Oslo is the capital city of Norway. It recently overtook London to become one of Europe’s top five most expensive cities. Oslo is a very cultured city with a long history. Standards of living are high. The city is packed with museums.
As Oslo is so gay-friendly, you’ll find most bars and clubs are mixed. You’ll see many LGBT+ people in straight bars and public displays of affection rarely cause so much as a glance. The Norwegians are too busy being rich to be homophobic.
You’ll find most of Oslo’s museums at the Bygdøy Peninsula, including the Viking Ship Museum. Bygdøy is a residential area. You’ll also find many trails and some beaches to explore. It’s considered to be the most fashionable part of Oslo. Bygdøy also has the most expensive property prices in Oslo. You’ll find some very swanky properties. It’s a great place to walk around and admire. An ideal place to start your Oslo adventure.
Oslo doesn’t have a big gay scene but there are some decent venues to explore. Norway is a socially liberal country and homosexuality is widely accepted. Most of Oslo’s gay bars and clubs can be found in the city center.
London Pub is the biggest gay bar and club in town. It’s been going for over thirty years. Open from 3pm to 3am every day of the week, it’s a good place to start your gay night out in Oslo. It is – as the name suggests – modelled on British pubs. Elsker and Cesar Bar and also fun gay bars to explore.
Gay Cruising in Oslo
Supposing you’d like to play a bit harder, SLM Oslo is the main gay cruise club in Oslo. It’s open every day of the week from 11pm until the early hours. Check their website to see what themed events are on. You’ll need to be wearing the appropriate attire on themed nights. Cruise your way around the dark rooms and play areas and find yourself a nice Viking to play with.
There’s one gay sauna in Oslo. Saunahuset Hercules, to be precise. It’s a big sauna spread over four floors. As with most gay saunas, it depends what time you go. It can be quiet but can get much busier during Pride or at weekends.
Gay Pride usually takes place in Oslo over the month of June. It’s a ten-day festival with a parade, live events, club nights and plenty of action. The program changes each year. It always makes for a good party. Gay Pride in Oslo is very laidback and very visible.

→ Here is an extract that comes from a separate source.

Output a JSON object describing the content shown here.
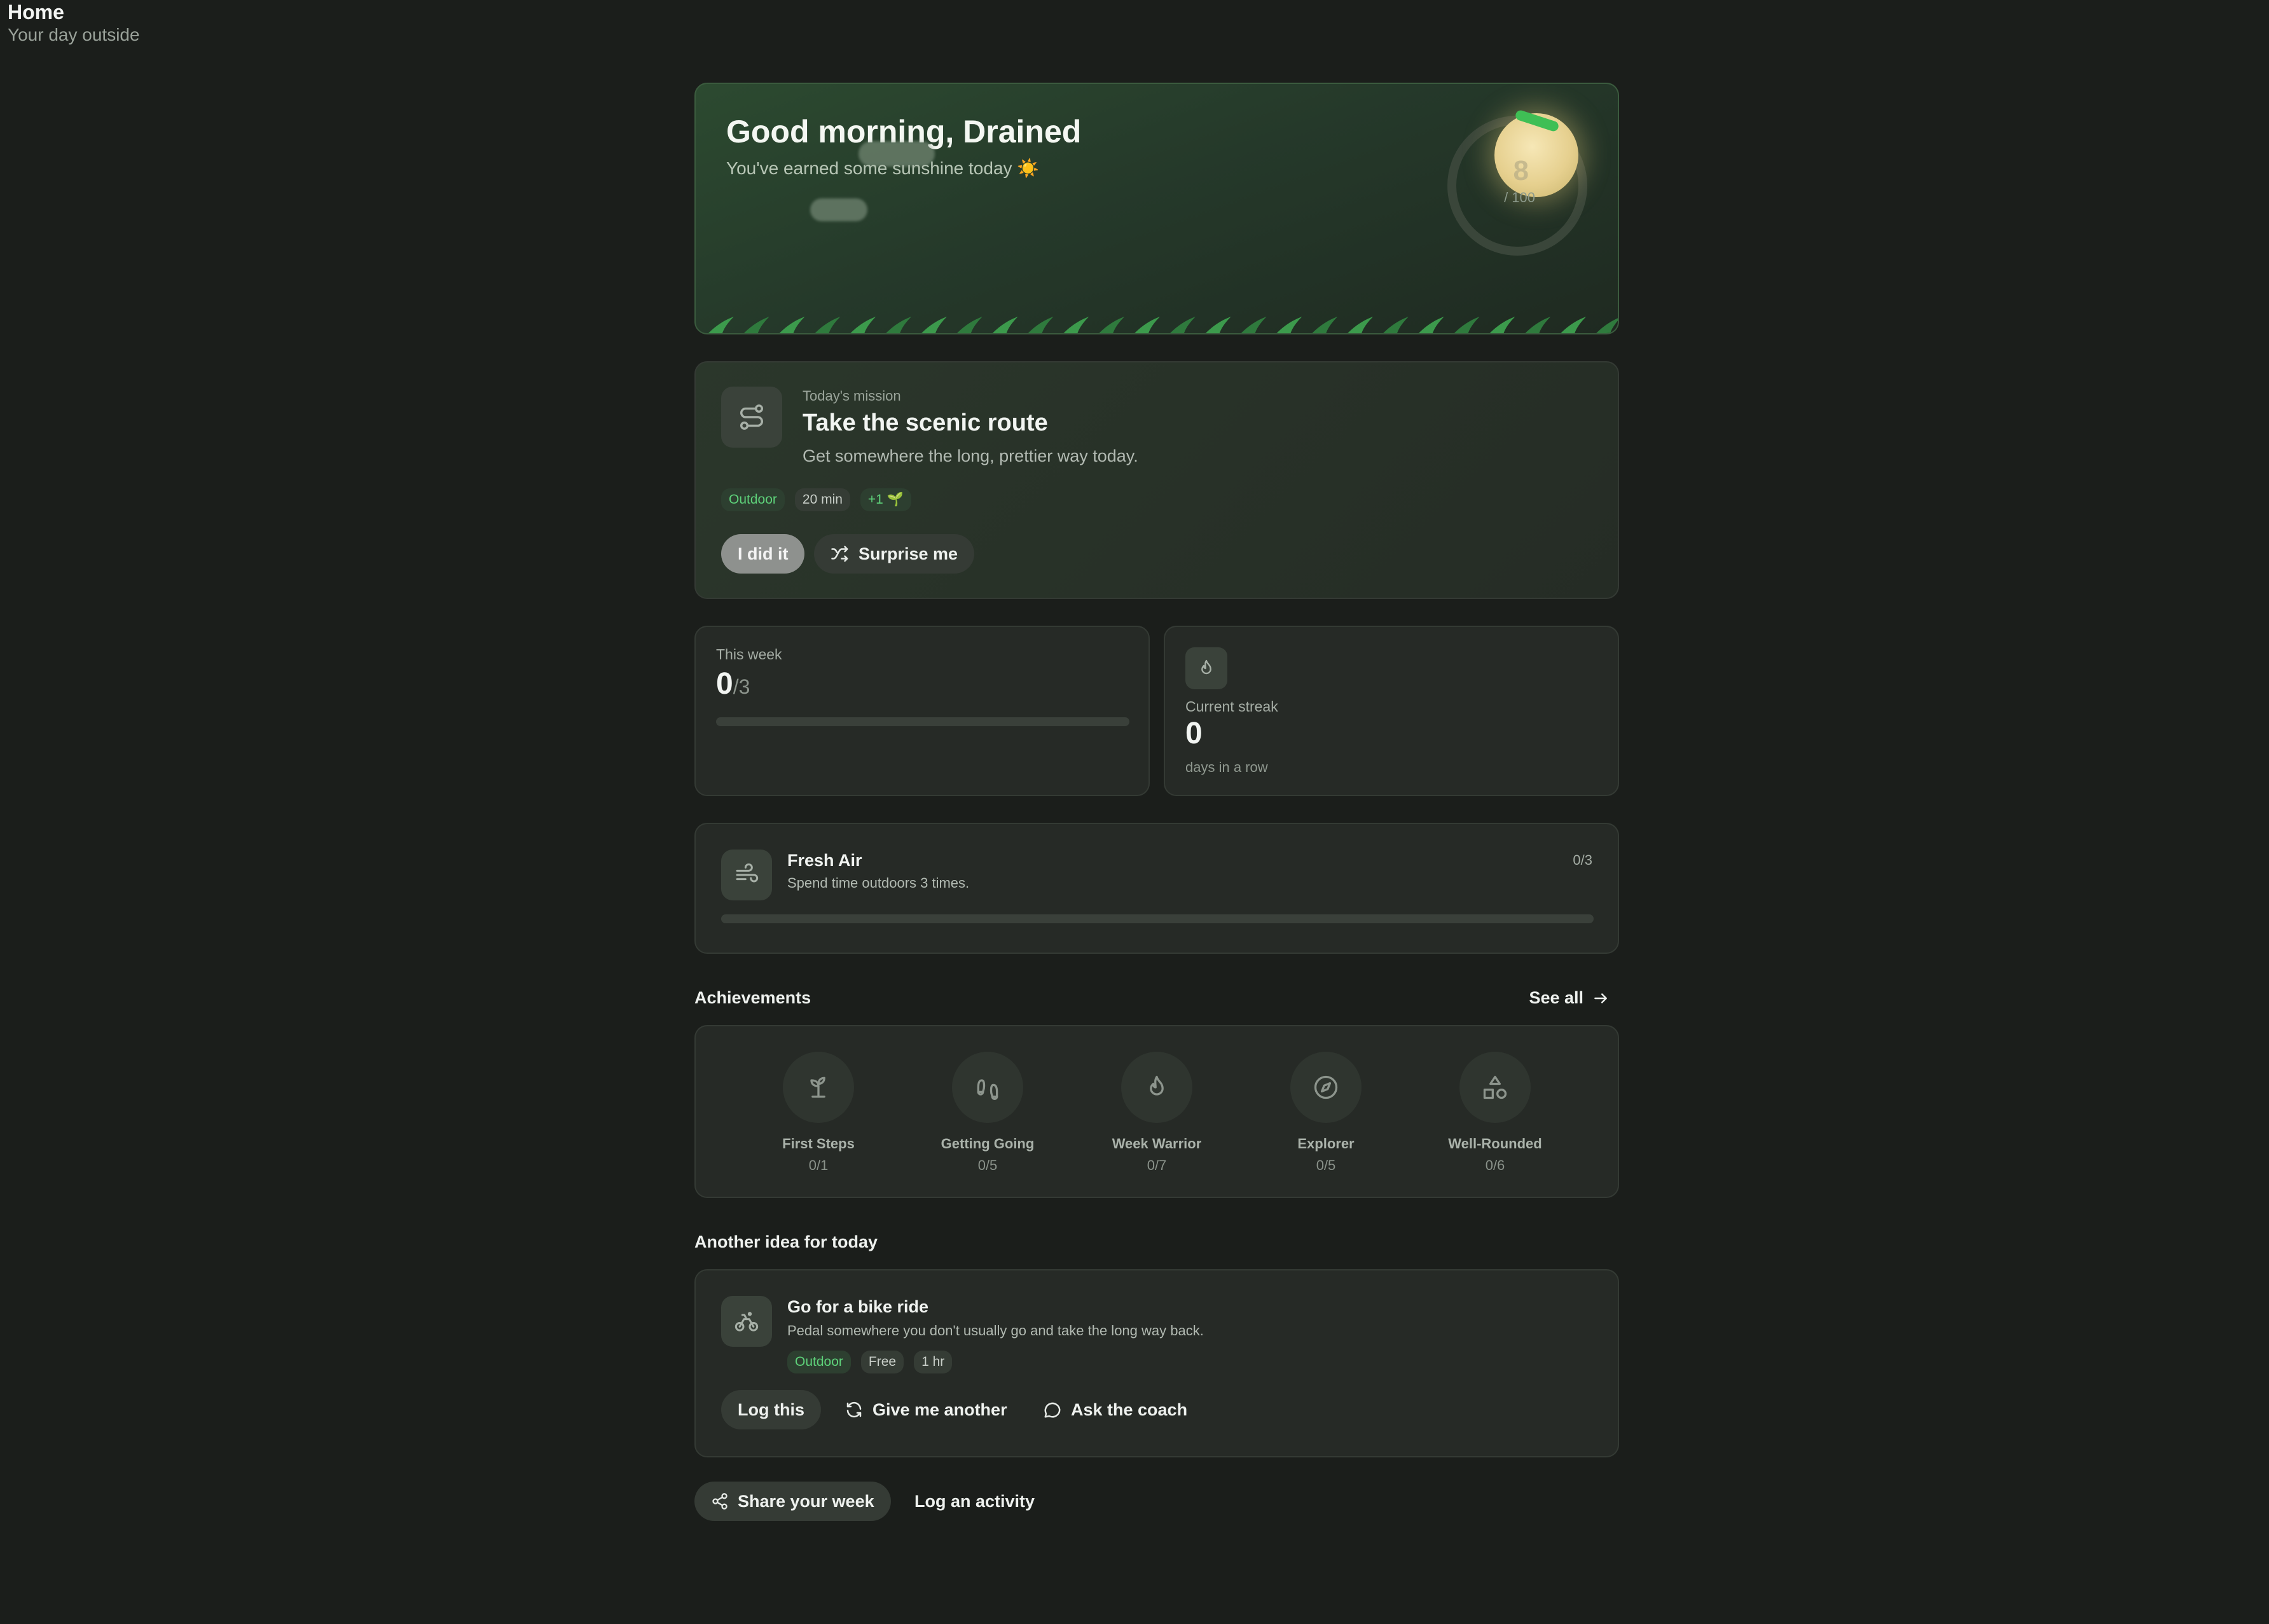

A trendy neighbourhood with a boardwalk, Aker Brygge is a great place for restaurants and bars. In summer there are many al fresco dining options. You can stroll along the quay and do a bit of people watching. This is one of Oslo’s more upscale areas so you’ll find some very stylish restaurants. It was once a major shipyard. Today it can seat 2,500 outdoors. Aker Brygge is very much an area devoted to leisure and pleasure.
Founded in 1299, Akershus Fortress is a striking medieval castle that withstood various sieges. It has been used as a prison, it was surrendered to the Germans during WW2 and it recently served as a government building. It’s seen many of Norway’s most dramatic moments. Several Swedish monarchs have been laid to rest at Akershus Fortress. Today it’s a popular tourist attraction. You can join a guided tour and discover much of Oslo’s history. The fortress managed to withstand every siege.
Norway still has a monarchy. Unlike the British monarchy, the Swedish royal family doesn’t take the form of the world’s biggest soap opera. The building dates back to the 19th-century. You’ll find it on Oslo’s main thoroughfare. Like Buckingham Palace, it’s the monarch’s main residence and it’s where most royal business is conducted. You can join a guided tour of the palace and watch the changing of the guard daily at 1:30pm.
Take a boat trip around Oslo Fjord and visit some of the surrounding islands. You can join a fjord cruise, try your hand at kayaking and even have a swim. There are more activities to choose from in summer. Ekbarg Park is by the fjord and it’s where Edvard Munch was inspired to paint The Scream.
Published: 18-Aug-2020 by Alex | On: Gay Oslo